Advances made by the ‘Father of the Green Revolution’, Norman Borlaug, in the 20th century further increased potential wheat yields. Having bred wheat resistant to stem rust disease in Mexico, preventing an impending food crisis, he then turned his attention to the Japanese dwarf wheat, Norin-10. This contained two genes, Rht1 and Rht2, which were responsible for decreasing the height of the wheat. This allowed more energy to be allocated to grain production, so greater numbers of higher quality grains were produced. Not only did this increase the yield per area, but dwarf varieties of wheat are resistant to lodging (falling over) during wet and windy weather, which can cause large crop losses. Dwarf wheat plants could therefore take full advantage of increased fertiliser application without increased risk of damage. Similar dwarfing genes have also been bred into barley and maize.

Genetically modified wheat produces a greater number of high quality grains than wild wheat (below)

To counter the increased application of man-made fertilisers and the introduction of industrialised intensive agriculture, the organic movement was founded. Groups formed in the 1930s and 1940s who believed that growing crops without synthetic fertilisers was a more sustainable way of farming.  The movement gathered momentum with the formation of the International Federation of Organic Agriculture Movements in 1972, but the market for organic produce only began to increase rapidly in the 1990s. By 2007, the industry was valued at $46 billion. However, there are concerns that organic farming simply cannot meet the demands of our growing population.

Other camps advocate genetically modified (GM) crops as the future of agriculture. The first commercial GM crop was a tomato variety called Flavr Savr, distributed in the USA by the company Calgene. Flavr Savr tomatoes had a longer shelf life and, when bred with tastier varieties, sold at a premium supermarket price. Calgene, however, were inexperienced at shipping and growing tomatoes, and the venture went bankrupt within a few years.  Zeneca engineered tomatoes for tomato paste production in the UK, but the GM backlash of the late 1990s led to the end of this project.
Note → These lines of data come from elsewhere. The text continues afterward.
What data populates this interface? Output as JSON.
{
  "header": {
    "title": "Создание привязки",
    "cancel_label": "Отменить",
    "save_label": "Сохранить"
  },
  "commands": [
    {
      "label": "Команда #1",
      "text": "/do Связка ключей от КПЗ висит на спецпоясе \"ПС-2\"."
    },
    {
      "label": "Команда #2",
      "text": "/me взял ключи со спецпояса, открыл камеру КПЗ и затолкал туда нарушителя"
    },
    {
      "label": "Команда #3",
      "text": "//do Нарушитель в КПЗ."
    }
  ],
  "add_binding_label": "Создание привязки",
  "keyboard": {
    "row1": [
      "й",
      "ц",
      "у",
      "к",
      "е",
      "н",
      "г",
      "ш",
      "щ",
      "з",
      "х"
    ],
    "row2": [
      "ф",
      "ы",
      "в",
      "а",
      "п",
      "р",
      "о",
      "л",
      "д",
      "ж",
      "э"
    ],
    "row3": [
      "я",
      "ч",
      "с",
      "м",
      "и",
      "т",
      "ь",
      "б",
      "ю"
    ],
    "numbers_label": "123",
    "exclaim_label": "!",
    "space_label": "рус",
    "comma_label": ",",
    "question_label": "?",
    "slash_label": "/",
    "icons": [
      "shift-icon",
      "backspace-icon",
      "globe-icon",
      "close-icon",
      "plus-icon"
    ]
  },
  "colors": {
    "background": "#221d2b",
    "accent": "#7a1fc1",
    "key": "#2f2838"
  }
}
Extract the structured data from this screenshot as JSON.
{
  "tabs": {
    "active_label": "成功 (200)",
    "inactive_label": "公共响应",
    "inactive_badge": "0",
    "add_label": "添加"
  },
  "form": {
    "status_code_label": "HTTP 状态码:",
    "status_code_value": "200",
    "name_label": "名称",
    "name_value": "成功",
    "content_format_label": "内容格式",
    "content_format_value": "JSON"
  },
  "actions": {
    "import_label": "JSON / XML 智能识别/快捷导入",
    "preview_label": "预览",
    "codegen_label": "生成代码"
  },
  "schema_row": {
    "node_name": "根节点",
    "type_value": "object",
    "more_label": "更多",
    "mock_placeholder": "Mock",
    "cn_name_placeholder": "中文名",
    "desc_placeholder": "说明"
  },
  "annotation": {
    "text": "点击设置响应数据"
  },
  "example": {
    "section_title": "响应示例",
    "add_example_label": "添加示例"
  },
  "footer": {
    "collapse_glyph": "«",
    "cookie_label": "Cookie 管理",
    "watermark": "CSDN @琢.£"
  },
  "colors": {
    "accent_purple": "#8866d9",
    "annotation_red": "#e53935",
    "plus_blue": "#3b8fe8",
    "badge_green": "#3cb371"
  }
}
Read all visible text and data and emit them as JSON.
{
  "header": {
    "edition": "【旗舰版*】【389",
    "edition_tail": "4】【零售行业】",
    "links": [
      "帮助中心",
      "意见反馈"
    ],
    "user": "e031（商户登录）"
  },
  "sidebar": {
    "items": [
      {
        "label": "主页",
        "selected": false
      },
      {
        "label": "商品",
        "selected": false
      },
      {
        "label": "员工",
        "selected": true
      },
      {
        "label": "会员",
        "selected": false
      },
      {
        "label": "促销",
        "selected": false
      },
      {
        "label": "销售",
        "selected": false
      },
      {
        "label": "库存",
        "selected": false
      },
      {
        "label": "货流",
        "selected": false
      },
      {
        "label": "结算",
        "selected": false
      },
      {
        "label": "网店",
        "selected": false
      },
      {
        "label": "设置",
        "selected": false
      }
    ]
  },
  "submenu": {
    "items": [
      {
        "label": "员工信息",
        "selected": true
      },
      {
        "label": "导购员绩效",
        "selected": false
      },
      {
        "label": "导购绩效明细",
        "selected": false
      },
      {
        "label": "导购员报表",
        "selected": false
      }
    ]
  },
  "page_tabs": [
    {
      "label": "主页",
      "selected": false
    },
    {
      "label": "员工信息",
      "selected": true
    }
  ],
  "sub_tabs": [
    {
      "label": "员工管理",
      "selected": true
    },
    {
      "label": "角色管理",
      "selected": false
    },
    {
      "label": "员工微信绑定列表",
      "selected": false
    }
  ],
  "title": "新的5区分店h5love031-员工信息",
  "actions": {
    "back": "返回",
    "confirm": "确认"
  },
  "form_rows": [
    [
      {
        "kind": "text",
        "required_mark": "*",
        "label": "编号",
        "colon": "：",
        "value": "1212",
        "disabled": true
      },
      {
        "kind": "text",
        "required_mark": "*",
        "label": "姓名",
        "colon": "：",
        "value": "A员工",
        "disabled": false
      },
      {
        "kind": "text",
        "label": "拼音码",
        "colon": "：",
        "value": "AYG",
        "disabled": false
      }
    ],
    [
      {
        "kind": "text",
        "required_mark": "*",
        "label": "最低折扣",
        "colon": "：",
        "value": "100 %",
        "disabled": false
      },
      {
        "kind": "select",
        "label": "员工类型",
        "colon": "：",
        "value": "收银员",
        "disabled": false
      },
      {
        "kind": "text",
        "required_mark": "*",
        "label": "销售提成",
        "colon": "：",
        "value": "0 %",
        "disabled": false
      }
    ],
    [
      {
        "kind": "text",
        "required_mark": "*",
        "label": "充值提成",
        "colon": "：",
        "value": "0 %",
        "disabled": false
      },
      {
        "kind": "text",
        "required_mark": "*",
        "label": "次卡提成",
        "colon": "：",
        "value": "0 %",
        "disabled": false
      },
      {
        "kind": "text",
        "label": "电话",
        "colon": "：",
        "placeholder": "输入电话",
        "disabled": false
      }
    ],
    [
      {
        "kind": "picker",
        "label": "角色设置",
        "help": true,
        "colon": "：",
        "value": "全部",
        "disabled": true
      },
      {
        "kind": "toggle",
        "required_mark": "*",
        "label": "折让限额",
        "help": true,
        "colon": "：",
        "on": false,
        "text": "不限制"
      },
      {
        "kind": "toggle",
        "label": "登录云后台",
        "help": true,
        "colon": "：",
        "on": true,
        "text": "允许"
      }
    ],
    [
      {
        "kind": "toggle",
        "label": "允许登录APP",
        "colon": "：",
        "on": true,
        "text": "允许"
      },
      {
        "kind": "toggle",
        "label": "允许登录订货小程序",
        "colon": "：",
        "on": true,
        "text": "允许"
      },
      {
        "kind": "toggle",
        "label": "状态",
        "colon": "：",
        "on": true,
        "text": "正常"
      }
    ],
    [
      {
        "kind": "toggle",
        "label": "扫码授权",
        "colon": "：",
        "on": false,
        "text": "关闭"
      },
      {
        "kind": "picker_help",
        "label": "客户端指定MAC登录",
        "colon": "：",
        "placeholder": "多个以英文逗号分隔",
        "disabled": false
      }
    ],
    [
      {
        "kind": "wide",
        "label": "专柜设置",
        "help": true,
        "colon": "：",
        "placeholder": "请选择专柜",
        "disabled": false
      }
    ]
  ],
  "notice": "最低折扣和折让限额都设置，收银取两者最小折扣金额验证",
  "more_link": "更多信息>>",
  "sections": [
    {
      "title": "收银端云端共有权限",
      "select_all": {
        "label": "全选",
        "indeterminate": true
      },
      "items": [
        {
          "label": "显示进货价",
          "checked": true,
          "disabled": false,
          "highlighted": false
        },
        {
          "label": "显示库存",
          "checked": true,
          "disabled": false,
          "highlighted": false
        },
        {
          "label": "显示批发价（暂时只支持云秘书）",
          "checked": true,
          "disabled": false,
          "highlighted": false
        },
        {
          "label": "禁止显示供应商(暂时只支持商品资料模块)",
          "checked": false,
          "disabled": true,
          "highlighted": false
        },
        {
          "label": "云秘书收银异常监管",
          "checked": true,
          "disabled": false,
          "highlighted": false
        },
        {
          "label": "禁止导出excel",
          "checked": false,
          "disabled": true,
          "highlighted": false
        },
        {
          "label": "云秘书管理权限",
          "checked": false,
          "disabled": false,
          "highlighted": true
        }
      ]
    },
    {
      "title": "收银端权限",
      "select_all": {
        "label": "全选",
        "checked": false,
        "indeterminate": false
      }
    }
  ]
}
GM crops continue to be grown in many parts of the USA and are noted for their increased resistance to disease, pests and herbicides.

Monsanto, the world’s leading producer of GM seed, has been repeatedly questioned over its environmental and ethical practices. However, a more humanitarian approach is exemplified by the production of Golden Rice, a variety developed to relieve vitamin A deficiency by providing the precursor from which the body can catalyse the vitamin. An education programme is being introduced across areas where the rice is needed to improve the project’s success. Throughout the development process, intellectual property has been shared between Zeneca, the Rockefeller Foundation and Syngenta in a way that surely should be followed in all global food initiatives.

Wild wheat

The future of agriculture is at present uncertain. Although many advocate organic farming, restrictive regulations discourage many farmers from making the change. Public rejection of GM crops has made GM agriculture currently unviable in the UK, but with better communication and management we may see UK grown GM products back on the market soon. The most sustainable and productive option is likely to be a combination of approaches. Genetic modification could increase crop productivity without requiring fertilisers or ever-increasing areas of land. Crops must also be developed to deal with the consequences of climate change, be that making them more drought tolerant or able to take advantage of increased levels of carbon dioxide. Modelling is helping in this approach, but it is clear that if we are to meet the food needs of the world, decisions must be made quickly and with fluent communication between scientists, government and the public.

Alex Jenkin is a third year Natural Sciences Tripos student in the Department of Plant Sciences